The Department for Work and Pensions (DWP) is facing claims that it is deliberately misleading benefit claimants into thinking they have no right of appeal if they miss the deadline for applying for the new personal independence payment (PIP).
There are also claims that it is failing to make it clear enough to existing disability living allowance (DLA) claimants that they will lose their support if they miss that deadline, even if they have been given lifetime DLA awards.
Increasing numbers of long-term DLA claimants are now being told they need to apply for PIP, but are given just 28 days to do so.
If they miss that deadline, their DLA is suspended. And if they fail to claim PIP in the next 28 days, their DLA is “terminated” and cannot be reinstated, and they have to make an entirely new claim for PIP.
This could mean months without any financial support to cover the extra costs they face as a disabled person.
One long-term DLA claimant, Patricia Sadowski, a single mother with six-year-old twins, from Essex, has come forward to expose DWP’s actions.
Like hundreds of thousands of other DLA claimants, she was on a lifetime award – at the middle rate care and higher rate mobility – but still needs to go through the assessment process in the move to PIP.
DWP claims it sent her a circular in November, telling her she had just 28 days to make a PIP claim, and then another circular six weeks later, three days before Christmas, to remind her that if she did not put in a PIP claim her DLA would be terminated.
But Sadowski insists that she did not receive either of the circulars, and the first she knew that her DLA was being stopped was when she realised that her money had not appeared in her bank account.
She said DWP has refused to send her copies of the circulars it claims to have sent her.

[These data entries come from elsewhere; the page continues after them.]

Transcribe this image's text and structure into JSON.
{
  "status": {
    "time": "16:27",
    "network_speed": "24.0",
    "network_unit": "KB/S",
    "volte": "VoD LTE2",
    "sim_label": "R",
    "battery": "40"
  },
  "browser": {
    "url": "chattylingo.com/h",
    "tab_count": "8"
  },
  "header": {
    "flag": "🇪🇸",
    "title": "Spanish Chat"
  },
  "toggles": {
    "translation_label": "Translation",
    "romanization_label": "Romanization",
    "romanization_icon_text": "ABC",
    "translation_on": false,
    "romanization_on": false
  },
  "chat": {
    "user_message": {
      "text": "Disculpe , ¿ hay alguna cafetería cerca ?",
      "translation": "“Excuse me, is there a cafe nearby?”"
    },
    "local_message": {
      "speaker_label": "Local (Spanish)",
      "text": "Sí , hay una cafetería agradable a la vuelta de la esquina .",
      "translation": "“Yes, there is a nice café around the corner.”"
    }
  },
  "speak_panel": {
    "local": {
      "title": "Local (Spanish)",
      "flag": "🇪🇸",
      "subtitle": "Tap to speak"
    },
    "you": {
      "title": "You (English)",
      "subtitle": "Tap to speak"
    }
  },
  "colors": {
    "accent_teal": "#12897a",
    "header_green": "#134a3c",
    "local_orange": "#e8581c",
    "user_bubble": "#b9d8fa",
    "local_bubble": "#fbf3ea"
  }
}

At the time, in December, she had just come out of hospital and was “barely conscious”, due to a complex condition caused by lesions on her brain that have left her with complex neurological symptoms, including sight and memory problems.
Even if she did receive the letters, she said, she would have been unaware of their importance.
She has seen versions of the circulars online and says they look like regular DLA circulars, are vaguely-worded, and include just one paragraph about the need to make a PIP claim.
And she said that DWP’s safeguarding arrangements should have picked up her failure to respond, as the department was aware of her neurological condition.
But she also insisted that she was careful to keep all of her benefits paperwork and does not have the two circulars, and added: “Although I can misunderstand things, I don’t destroy things willy-nilly. I have been hyper-aware of the PIP transition for years.”
When she realised her DLA was no longer being paid, she contacted DWP, but was told that according to guidance issued to staff she had no right of appeal, and would have to submit a fresh PIP claim instead.
But Sadowski has discovered that the legislation – and the regulations introduced to cover the transition from DLA to PIP – makes it clear that there is a right of appeal, through the new mandatory reconsideration process, and then potentially to a social security tribunal.
She said: “The DWP were saying, ‘No reconsideration, no appeal.’ When people are trying to appeal they get an absolute wall of silence.”
After months of fighting with DWP – and with the support of her MP, the former work and pensions secretary Iain Duncan Smith – she has now secured a right to appeal, although DWP has already confirmed its decision to terminate her DLA through the mandatory reconsideration, so she will now need to appeal to a tribunal.
Because of DWP’s actions, she now has to live on just £115 a week from employment and support allowance, leaving her more than £170 a week worse off, as she was also claiming severe disability premium.
Sadowski said she believes DWP is trying to catch people out in the transition process from DLA to PIP.
She said: “I think it is very hard to justify how every single member of DWP has never heard of the transition regulations and cannot refer to them.”
She said the way she had been treated by DWP was “humiliating” and tantamount to “fraud”.
She said: “When you have an untreatable condition with a lifetime award that is responded to in this way it makes you feel that you are not a full citizen, that you are not respected by society.
“The whole system is set up to make sure you are not worth the help and support you’re entitled to.”
And she said she feared for the well-being of those who have not had the education and support she has had, and their ability to fight what is a “very complicated and deliberately complicated process”.
A DWP spokesman said the department told Ms Sadowski in a letter on 21 January that her DLA claim had been terminated.
He said the department disputed Sadowski’s claim that DWP staff were telling DLA claimants they had no right to appeal in situations like hers, and that DWP was deliberately trying to catch DLA claimants out with its circulars.
He also said that DWP guidance on the PIP transition process does not state that there is no right of appeal for people in her situation, although he said that DWP would be amending the guidance.
He said there was an ongoing “extensive review of all communications on the claim and assessment process, including letters, claim forms, information booklets and material on the Gov.uk website”.
He said the letters that are sent to DLA claimants had been “revised”, while further changes had then been made following feedback from claimants during testing of the new format, “including giving clearer information about the process and more information on how to claim PIP”.
He said: “We are continuing to analyse our communications to ensure we reflect the claimant experience and act on feedback we receive.”
28 April 2016